Do you see how all three of these can be destructive not only to you, but to your team as well? Envy, jealousy, and comparison are all nasty! But it’s something we all struggle with. Especially as girls. Especially as gymnasts.

I want you to think about yourself for a second. Which of these three things do you tend to struggle with the most? Maybe it’s only one. Maybe it’s all three. Whatever you struggle with, I have good news for you! You can overcome! You can become a gymnast who focuses only on your gymnastics while supporting your teammates without envy, jealousy, or comparison!

Now, I didn’t say it was easy. These three things seem to come naturally to us as human beings, so it takes a little retraining of our minds. Instead of thinking of yourself as better or worse than your teammates, here are some things I want you to begin to think of yourself as:

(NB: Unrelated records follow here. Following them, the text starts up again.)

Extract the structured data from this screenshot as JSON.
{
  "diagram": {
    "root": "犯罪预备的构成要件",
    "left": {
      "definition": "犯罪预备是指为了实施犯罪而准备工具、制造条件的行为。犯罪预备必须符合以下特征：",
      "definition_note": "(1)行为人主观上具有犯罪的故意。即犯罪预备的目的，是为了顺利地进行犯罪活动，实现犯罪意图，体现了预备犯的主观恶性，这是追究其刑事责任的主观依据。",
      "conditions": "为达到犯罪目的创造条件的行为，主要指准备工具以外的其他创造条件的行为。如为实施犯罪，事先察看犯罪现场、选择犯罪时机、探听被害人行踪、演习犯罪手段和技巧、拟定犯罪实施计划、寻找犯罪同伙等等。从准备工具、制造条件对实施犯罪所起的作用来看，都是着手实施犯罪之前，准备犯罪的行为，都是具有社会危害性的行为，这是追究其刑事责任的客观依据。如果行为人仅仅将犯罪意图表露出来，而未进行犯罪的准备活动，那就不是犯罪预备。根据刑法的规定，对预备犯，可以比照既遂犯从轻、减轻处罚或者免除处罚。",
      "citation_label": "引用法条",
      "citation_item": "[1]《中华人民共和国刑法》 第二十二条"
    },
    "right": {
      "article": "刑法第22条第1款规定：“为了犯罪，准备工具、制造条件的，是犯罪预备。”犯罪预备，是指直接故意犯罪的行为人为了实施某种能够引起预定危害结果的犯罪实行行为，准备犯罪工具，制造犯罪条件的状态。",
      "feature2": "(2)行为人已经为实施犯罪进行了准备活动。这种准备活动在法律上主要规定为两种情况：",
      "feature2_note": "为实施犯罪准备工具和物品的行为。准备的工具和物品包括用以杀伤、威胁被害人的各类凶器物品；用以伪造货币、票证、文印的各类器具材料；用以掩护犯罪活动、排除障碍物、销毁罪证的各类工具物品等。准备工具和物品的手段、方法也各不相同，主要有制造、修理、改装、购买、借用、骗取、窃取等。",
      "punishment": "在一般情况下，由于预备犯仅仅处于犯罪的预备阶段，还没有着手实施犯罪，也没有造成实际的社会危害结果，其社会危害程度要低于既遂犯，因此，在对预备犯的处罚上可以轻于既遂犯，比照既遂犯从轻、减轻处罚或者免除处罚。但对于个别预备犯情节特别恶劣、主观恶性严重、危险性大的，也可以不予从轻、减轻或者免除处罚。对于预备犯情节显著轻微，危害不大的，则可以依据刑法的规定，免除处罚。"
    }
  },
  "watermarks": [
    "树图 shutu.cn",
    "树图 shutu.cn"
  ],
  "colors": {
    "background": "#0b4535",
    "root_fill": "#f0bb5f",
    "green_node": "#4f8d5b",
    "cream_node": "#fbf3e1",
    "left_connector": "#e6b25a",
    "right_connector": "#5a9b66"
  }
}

SUPPORTER. You are your teammates’ supporter. How amazing does it feel when you have the support of someone? When you have someone who supports you and your dream, it makes all the difference in the world. And you can be that for your teammates. Everyone needs support. So choose to be that support for them.

ENCOURAGER. In combination with being your teammates’ supporter, you are also their encourager. It feels so good to know you have someone there to encourage you when it’s a great day and pick you back up when it’s a rough one. But not only are you your teammates’ encourager, you’re also your own encourager. It’s time to start encouraging yourself! I have a gymnast that I currently coach who literally talks to herself. When she’s getting ready to go for a skill, she audibly says, “You’ve got this. You’re gonna go.” And I love it! I love how she drowns out the negative with the positive. Maybe you don’t say it audibly, but in your head, remind yourself that you’ve got this.

CONQUEROR. You, my friend, are a conqueror. Everyone has their own struggles. What you struggle with isn’t what your teammate struggles with. You have your strengths and weaknesses, and so do they. So instead of focusing on your weaknesses and their strengths, I want you to focus on how you can conquer your weaknesses and help your teammates do the same. After all, you are a team. You all need each other! Your strength might help someone else in their weakness. But if you’re too busy focusing on how terrible you are you’re never going to help anyone. Especially not yourself.

A couple of weeks ago, I wrote a post on negativity and how it’s contagious. Well… so is positivity and encouragement! I want to challenge you to be the example. Even if no one else is doing it. Choose to be the supporter. Be the encourager. Be the conqueror. When your teammates see your example, they’ll soon follow. It’s contagious! They need you. And you need them.

So let me ask you, whose gymnastics are you focused on?